Items from an interface collection
◆ ◆ ◆ ◆ ◆ ◆ ◆

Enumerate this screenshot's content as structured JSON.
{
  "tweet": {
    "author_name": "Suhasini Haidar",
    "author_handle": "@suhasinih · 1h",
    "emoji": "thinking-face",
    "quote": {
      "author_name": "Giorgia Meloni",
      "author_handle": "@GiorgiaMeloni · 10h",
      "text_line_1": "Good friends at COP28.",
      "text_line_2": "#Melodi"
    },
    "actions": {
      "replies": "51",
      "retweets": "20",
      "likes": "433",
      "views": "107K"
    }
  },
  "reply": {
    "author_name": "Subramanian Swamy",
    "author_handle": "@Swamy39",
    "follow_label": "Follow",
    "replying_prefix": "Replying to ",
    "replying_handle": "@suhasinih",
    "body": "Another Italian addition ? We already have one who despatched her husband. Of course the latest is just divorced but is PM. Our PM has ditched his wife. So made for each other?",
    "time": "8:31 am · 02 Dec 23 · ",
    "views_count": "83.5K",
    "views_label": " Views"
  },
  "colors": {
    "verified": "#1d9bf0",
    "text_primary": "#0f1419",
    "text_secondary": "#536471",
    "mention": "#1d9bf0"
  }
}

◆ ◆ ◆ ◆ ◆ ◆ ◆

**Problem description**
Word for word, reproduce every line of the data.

**Solution**
Enumerate this screenshot's content as structured JSON.
{
  "tweet": {
    "author_name": "Suhasini Haidar",
    "author_handle": "@suhasinih · 1h",
    "emoji": "thinking-face",
    "quote": {
      "author_name": "Giorgia Meloni",
      "author_handle": "@GiorgiaMeloni · 10h",
      "text_line_1": "Good friends at COP28.",
      "text_line_2": "#Melodi"
    },
    "actions": {
      "replies": "51",
      "retweets": "20",
      "likes": "433",
      "views": "107K"
    }
  },
  "reply": {
    "author_name": "Subramanian Swamy",
    "author_handle": "@Swamy39",
    "follow_label": "Follow",
    "replying_prefix": "Replying to ",
    "replying_handle": "@suhasinih",
    "body": "Another Italian addition ? We already have one who despatched her husband. Of course the latest is just divorced but is PM. Our PM has ditched his wife. So made for each other?",
    "time": "8:31 am · 02 Dec 23 · ",
    "views_count": "83.5K",
    "views_label": " Views"
  },
  "colors": {
    "verified": "#1d9bf0",
    "text_primary": "#0f1419",
    "text_secondary": "#536471",
    "mention": "#1d9bf0"
  }
}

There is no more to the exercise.